• Task directions
Which lines of the entries contain the string "Autodesk"? Please find them and copy them.
#####
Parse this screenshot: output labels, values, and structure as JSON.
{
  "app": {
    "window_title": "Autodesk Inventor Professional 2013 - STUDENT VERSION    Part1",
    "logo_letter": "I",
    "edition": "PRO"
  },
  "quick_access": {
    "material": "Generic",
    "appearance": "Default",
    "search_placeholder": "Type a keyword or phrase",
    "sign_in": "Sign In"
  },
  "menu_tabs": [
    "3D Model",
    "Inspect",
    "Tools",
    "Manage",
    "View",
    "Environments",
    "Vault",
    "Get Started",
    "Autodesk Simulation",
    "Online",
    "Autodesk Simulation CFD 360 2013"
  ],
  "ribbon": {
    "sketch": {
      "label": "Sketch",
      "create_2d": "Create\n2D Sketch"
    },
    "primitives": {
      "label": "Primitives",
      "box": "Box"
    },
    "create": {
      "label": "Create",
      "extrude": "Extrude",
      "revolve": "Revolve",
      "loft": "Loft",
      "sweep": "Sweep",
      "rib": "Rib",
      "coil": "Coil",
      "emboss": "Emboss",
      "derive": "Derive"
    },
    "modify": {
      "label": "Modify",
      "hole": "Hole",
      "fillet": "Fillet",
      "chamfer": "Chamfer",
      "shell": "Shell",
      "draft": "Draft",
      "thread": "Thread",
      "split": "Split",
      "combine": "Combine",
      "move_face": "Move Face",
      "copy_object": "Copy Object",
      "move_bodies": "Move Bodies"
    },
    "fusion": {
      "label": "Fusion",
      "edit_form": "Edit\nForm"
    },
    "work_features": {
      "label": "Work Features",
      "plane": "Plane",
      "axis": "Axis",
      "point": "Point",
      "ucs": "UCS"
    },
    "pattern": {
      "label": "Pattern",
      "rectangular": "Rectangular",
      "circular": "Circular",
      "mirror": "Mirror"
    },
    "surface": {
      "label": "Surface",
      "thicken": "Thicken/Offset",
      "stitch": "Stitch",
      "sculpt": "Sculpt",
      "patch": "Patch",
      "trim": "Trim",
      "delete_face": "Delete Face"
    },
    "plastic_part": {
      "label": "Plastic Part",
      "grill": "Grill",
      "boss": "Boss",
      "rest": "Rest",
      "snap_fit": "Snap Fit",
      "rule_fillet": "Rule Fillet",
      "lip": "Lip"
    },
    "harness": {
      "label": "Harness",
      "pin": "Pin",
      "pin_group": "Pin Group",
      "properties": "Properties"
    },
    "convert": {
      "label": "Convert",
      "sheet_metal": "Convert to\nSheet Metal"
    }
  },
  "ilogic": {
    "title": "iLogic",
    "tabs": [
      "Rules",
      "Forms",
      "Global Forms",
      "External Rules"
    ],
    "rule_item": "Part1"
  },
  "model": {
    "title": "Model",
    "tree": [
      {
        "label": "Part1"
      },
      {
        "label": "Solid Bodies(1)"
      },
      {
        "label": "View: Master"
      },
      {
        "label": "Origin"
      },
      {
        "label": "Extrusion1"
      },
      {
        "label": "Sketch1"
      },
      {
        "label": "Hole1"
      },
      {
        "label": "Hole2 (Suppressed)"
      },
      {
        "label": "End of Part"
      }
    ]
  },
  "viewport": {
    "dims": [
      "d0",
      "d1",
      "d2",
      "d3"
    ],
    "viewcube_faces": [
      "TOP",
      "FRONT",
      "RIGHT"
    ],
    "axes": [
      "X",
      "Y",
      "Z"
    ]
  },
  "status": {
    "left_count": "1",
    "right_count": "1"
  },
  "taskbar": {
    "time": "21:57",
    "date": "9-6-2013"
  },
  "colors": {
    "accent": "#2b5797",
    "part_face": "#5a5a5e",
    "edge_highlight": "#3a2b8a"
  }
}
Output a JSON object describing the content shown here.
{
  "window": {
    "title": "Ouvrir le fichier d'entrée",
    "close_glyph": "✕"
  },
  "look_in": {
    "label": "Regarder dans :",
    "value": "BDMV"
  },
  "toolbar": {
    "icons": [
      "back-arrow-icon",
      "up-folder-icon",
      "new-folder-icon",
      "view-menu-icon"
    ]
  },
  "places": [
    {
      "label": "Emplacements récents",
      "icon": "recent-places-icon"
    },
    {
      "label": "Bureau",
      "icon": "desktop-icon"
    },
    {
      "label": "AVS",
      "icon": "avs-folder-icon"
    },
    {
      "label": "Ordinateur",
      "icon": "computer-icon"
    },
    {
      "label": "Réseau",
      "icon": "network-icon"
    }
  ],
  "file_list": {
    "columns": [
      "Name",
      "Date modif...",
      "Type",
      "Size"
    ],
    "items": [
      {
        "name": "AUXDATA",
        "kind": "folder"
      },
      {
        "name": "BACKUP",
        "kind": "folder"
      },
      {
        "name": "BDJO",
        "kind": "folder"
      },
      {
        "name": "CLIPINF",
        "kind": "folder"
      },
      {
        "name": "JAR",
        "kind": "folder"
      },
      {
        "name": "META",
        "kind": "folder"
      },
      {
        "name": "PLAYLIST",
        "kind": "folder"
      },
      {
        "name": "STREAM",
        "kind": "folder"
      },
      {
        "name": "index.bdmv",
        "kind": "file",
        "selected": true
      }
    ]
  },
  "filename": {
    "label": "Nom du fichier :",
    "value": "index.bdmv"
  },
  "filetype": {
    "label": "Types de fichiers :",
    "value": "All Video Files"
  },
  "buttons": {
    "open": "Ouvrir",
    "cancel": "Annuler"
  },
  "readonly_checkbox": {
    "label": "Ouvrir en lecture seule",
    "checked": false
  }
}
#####
• Result of the exercise
    "window_title": "Autodesk Inventor Professional 2013 - STUDENT VERSION    Part1",
    "Autodesk Simulation",
    "Autodesk Simulation CFD 360 2013"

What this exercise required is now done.